The Atlantic Coastal Plain is split into the Mid-Atlantic and the South Atlantic Coastal Plains. The Mid-Atlantic states were developed more heavily than their southern counterparts, while the South Atlantic states developed more slowly due to their agricultural foundation.
The Mid-Atlantic region has been developed heavily due to both shipping and trade since the Colonial era. Giovanni da Verrazzano was the first European to explore the region since the Norse, but the region was later explored by Henry Hudson, who claimed it for the Dutch in 1609. Jamestown, Virginia, was the first English colony in the region, but it did not last. The first European settlers were mostly farmers, traders and fishermen, but the region would eventually become known for its heavy industry. Large cities developed along the region's major ports, such as New York City, Philadelphia and Baltimore.

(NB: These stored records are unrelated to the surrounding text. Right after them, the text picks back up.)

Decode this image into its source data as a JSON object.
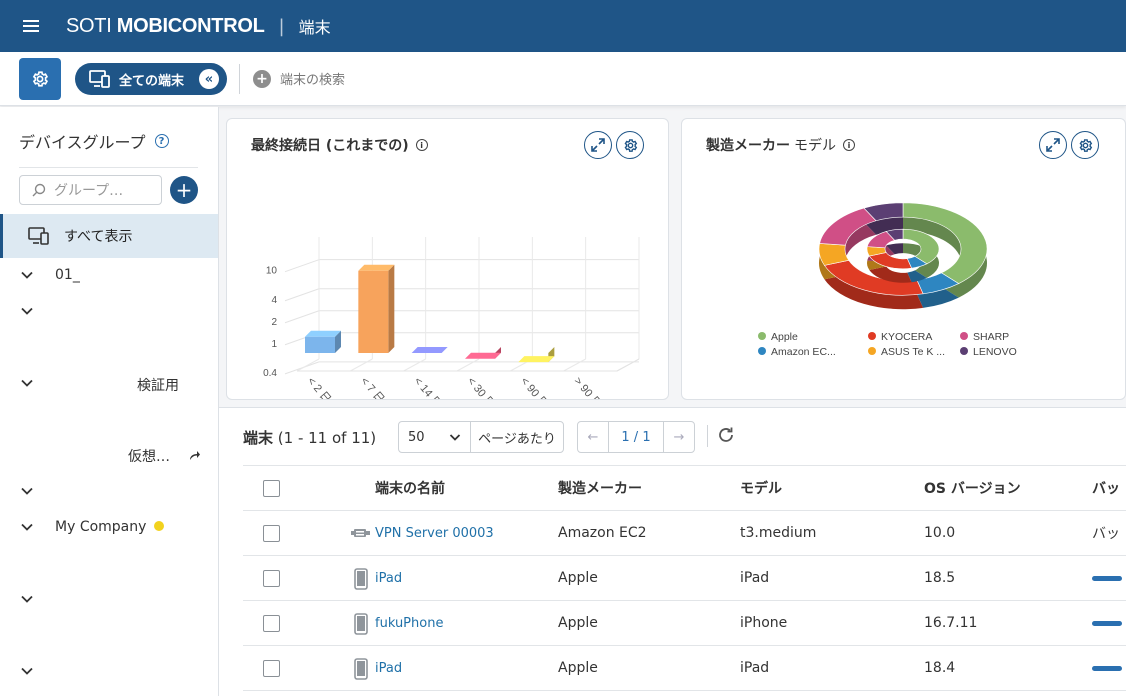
{
  "header": {
    "brand_light": "SOTI ",
    "brand_bold": "MOBICONTROL",
    "page_title": "端末"
  },
  "toolbar": {
    "all_devices_label": "全ての端末",
    "collapse_glyph": "«",
    "add_search_label": "端末の検索"
  },
  "sidebar": {
    "title": "デバイスグループ",
    "search_placeholder": "グループ…",
    "selected_item": "すべて表示",
    "tree": [
      {
        "label": "01_"
      },
      {
        "label": ""
      },
      {
        "label": "検証用"
      },
      {
        "label": "仮想…"
      },
      {
        "label": ""
      },
      {
        "label": "My Company"
      },
      {
        "label": ""
      },
      {
        "label": ""
      }
    ],
    "colors": {
      "my_company_dot": "#f2d21e"
    }
  },
  "chart_data": [
    {
      "type": "bar",
      "title": "最終接続日 (これまでの)",
      "categories": [
        "< 2 日",
        "< 7 日",
        "< 14 日",
        "< 30 日",
        "< 90 日",
        "> 90 日間"
      ],
      "values": [
        1,
        8,
        0.6,
        0.5,
        0.45,
        0
      ],
      "yscale": "log",
      "yticks": [
        "0.4",
        "1",
        "2",
        "4",
        "10"
      ],
      "colors": [
        "#7cb5ec",
        "#f7a35c",
        "#8085e9",
        "#f15c80",
        "#e4d354",
        "#2b908f"
      ],
      "grid": true
    },
    {
      "type": "pie",
      "title": "製造メーカー",
      "subtitle": "モデル",
      "series": [
        {
          "name": "Apple",
          "value": 5,
          "color": "#8bbb6c"
        },
        {
          "name": "Amazon EC...",
          "value": 1,
          "color": "#2e86c1"
        },
        {
          "name": "KYOCERA",
          "value": 3,
          "color": "#e03b24"
        },
        {
          "name": "ASUS Te K ...",
          "value": 1,
          "color": "#f5a623"
        },
        {
          "name": "SHARP",
          "value": 2,
          "color": "#d04f86"
        },
        {
          "name": "LENOVO",
          "value": 1,
          "color": "#5b3f73"
        }
      ],
      "legend_position": "bottom"
    }
  ],
  "devices": {
    "title": "端末",
    "range": "(1 - 11 of 11)",
    "per_page_value": "50",
    "per_page_label": "ページあたり",
    "page": "1 / 1",
    "columns": [
      "端末の名前",
      "製造メーカー",
      "モデル",
      "OS バージョン",
      "バッ"
    ],
    "rows": [
      {
        "icon": "server-icon",
        "name": "VPN Server 00003",
        "maker": "Amazon EC2",
        "model": "t3.medium",
        "os": "10.0",
        "battery_text": "バッ"
      },
      {
        "icon": "phone-icon",
        "name": "iPad",
        "maker": "Apple",
        "model": "iPad",
        "os": "18.5",
        "battery_text": ""
      },
      {
        "icon": "phone-icon",
        "name": "fukuPhone",
        "maker": "Apple",
        "model": "iPhone",
        "os": "16.7.11",
        "battery_text": ""
      },
      {
        "icon": "phone-icon",
        "name": "iPad",
        "maker": "Apple",
        "model": "iPad",
        "os": "18.4",
        "battery_text": ""
      }
    ]
  }
}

The economy of the South Atlantic region was heavily based on cotton and tobacco production, which for a long time was dependent on slave labor. In turn, the region remained considerably more rural than its northern counterpart, although cities did develop early on, such as Charleston, South Carolina, and Savannah, Georgia. Much of the region was damaged considerably during the Civil War, with Reconstruction lasting from 1863 to 1877. For most of the South Atlantic states' history, the population was split between Caucasians and African-Americans. The population in modern times is much more diverse, with an influx of Caribbean and Hispanic people.